◆ AIM OF THE EXERCISE ◆
Retype the data that follows line by line, exactly, and leave its pictures out.

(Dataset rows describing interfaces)
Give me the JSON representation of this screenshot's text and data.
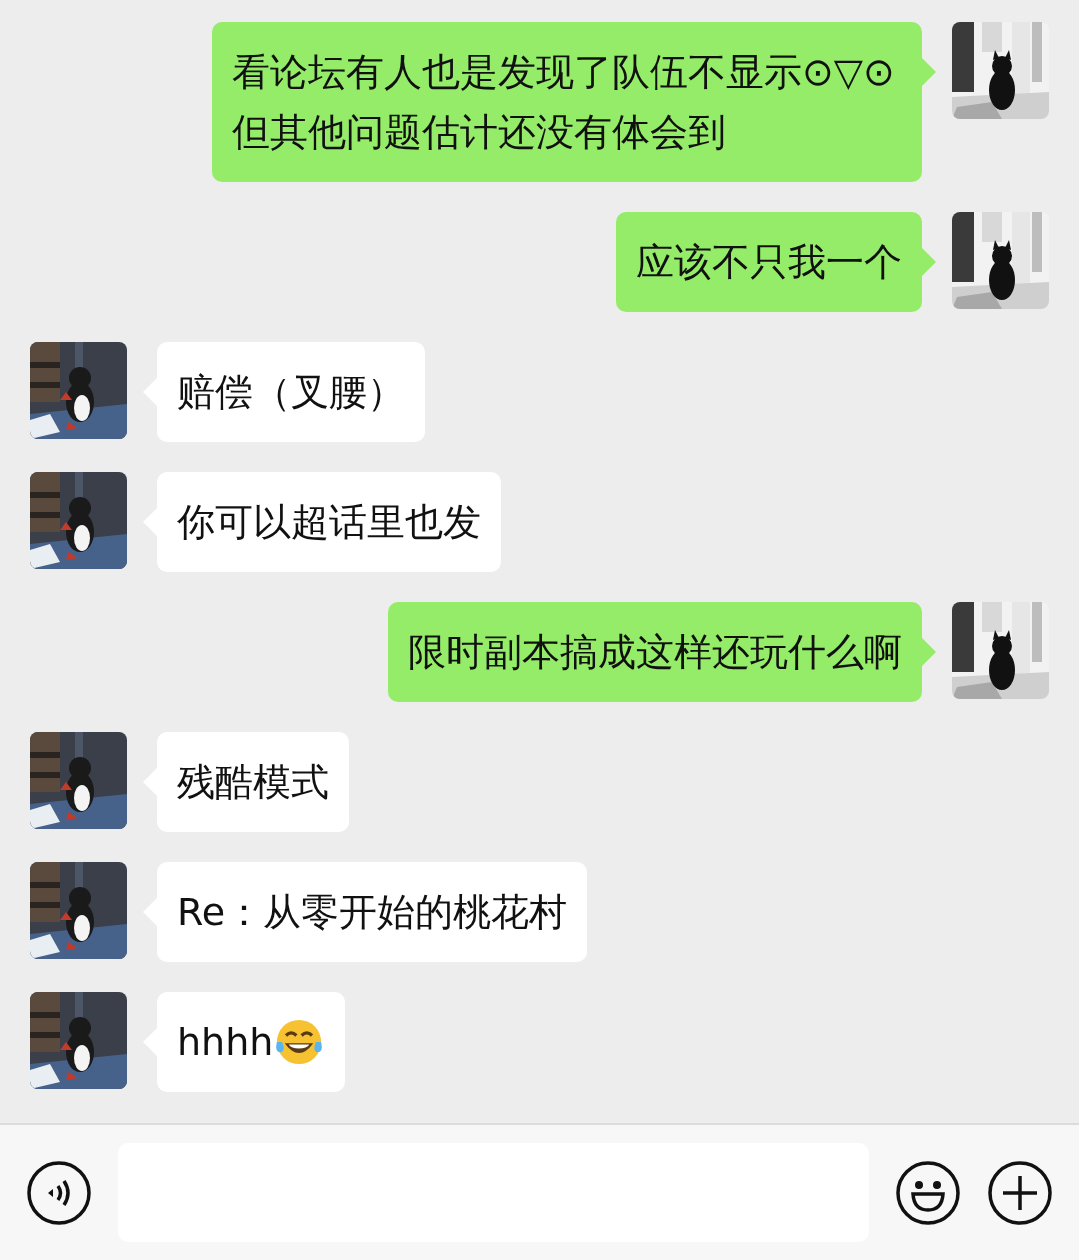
{
  "messages": [
    {
      "kind": "sent",
      "text": "看论坛有人也是发现了队伍不显示⊙▽⊙但其他问题估计还没有体会到"
    },
    {
      "kind": "sent",
      "text": "应该不只我一个"
    },
    {
      "kind": "received",
      "text": "赔偿（叉腰）"
    },
    {
      "kind": "received",
      "text": "你可以超话里也发"
    },
    {
      "kind": "sent",
      "text": "限时副本搞成这样还玩什么啊"
    },
    {
      "kind": "received",
      "text": "残酷模式"
    },
    {
      "kind": "received",
      "text": "Re：从零开始的桃花村"
    },
    {
      "kind": "received",
      "text": "hhhh",
      "emoji": true
    }
  ]
}
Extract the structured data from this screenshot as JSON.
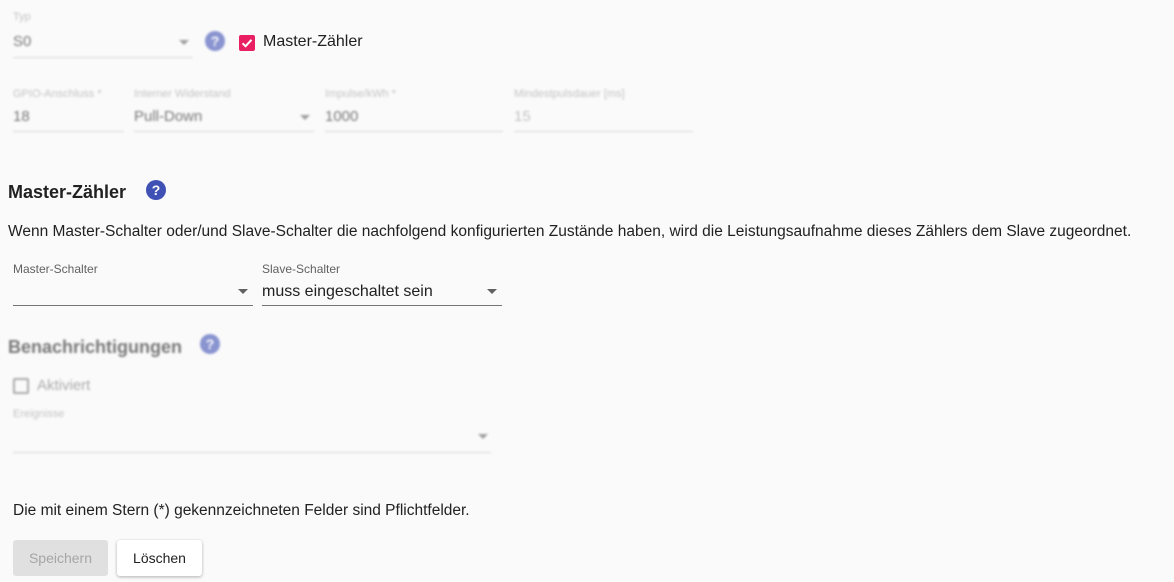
{
  "meter": {
    "type": {
      "label": "Typ",
      "value": "S0"
    },
    "master_checkbox_label": "Master-Zähler",
    "gpio": {
      "label": "GPIO-Anschluss *",
      "value": "18"
    },
    "resistor": {
      "label": "Interner Widerstand",
      "value": "Pull-Down"
    },
    "impulses": {
      "label": "Impulse/kWh *",
      "value": "1000"
    },
    "min_pulse": {
      "label": "Mindestpulsdauer [ms]",
      "placeholder": "15"
    }
  },
  "master_section": {
    "title": "Master-Zähler",
    "description": "Wenn Master-Schalter oder/und Slave-Schalter die nachfolgend konfigurierten Zustände haben, wird die Leistungsaufnahme dieses Zählers dem Slave zugeordnet.",
    "master_switch": {
      "label": "Master-Schalter",
      "value": ""
    },
    "slave_switch": {
      "label": "Slave-Schalter",
      "value": "muss eingeschaltet sein"
    }
  },
  "notifications": {
    "title": "Benachrichtigungen",
    "enabled_label": "Aktiviert",
    "events_label": "Ereignisse"
  },
  "footer": {
    "required_note": "Die mit einem Stern (*) gekennzeichneten Felder sind Pflichtfelder.",
    "save_label": "Speichern",
    "delete_label": "Löschen"
  },
  "colors": {
    "accent": "#3f51b5",
    "checkbox": "#e91e63",
    "disabled_button": "#e0e0e0"
  }
}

◆ RESULT OF THIS EXERCISE ◆
Give me the JSON representation of this screenshot's text and data.
{
  "messages": [
    {
      "kind": "sent",
      "text": "看论坛有人也是发现了队伍不显示⊙▽⊙但其他问题估计还没有体会到"
    },
    {
      "kind": "sent",
      "text": "应该不只我一个"
    },
    {
      "kind": "received",
      "text": "赔偿（叉腰）"
    },
    {
      "kind": "received",
      "text": "你可以超话里也发"
    },
    {
      "kind": "sent",
      "text": "限时副本搞成这样还玩什么啊"
    },
    {
      "kind": "received",
      "text": "残酷模式"
    },
    {
      "kind": "received",
      "text": "Re：从零开始的桃花村"
    },
    {
      "kind": "received",
      "text": "hhhh",
      "emoji": true
    }
  ]
}
Extract the structured data from this screenshot as JSON.
{
  "meter": {
    "type": {
      "label": "Typ",
      "value": "S0"
    },
    "master_checkbox_label": "Master-Zähler",
    "gpio": {
      "label": "GPIO-Anschluss *",
      "value": "18"
    },
    "resistor": {
      "label": "Interner Widerstand",
      "value": "Pull-Down"
    },
    "impulses": {
      "label": "Impulse/kWh *",
      "value": "1000"
    },
    "min_pulse": {
      "label": "Mindestpulsdauer [ms]",
      "placeholder": "15"
    }
  },
  "master_section": {
    "title": "Master-Zähler",
    "description": "Wenn Master-Schalter oder/und Slave-Schalter die nachfolgend konfigurierten Zustände haben, wird die Leistungsaufnahme dieses Zählers dem Slave zugeordnet.",
    "master_switch": {
      "label": "Master-Schalter",
      "value": ""
    },
    "slave_switch": {
      "label": "Slave-Schalter",
      "value": "muss eingeschaltet sein"
    }
  },
  "notifications": {
    "title": "Benachrichtigungen",
    "enabled_label": "Aktiviert",
    "events_label": "Ereignisse"
  },
  "footer": {
    "required_note": "Die mit einem Stern (*) gekennzeichneten Felder sind Pflichtfelder.",
    "save_label": "Speichern",
    "delete_label": "Löschen"
  },
  "colors": {
    "accent": "#3f51b5",
    "checkbox": "#e91e63",
    "disabled_button": "#e0e0e0"
  }
}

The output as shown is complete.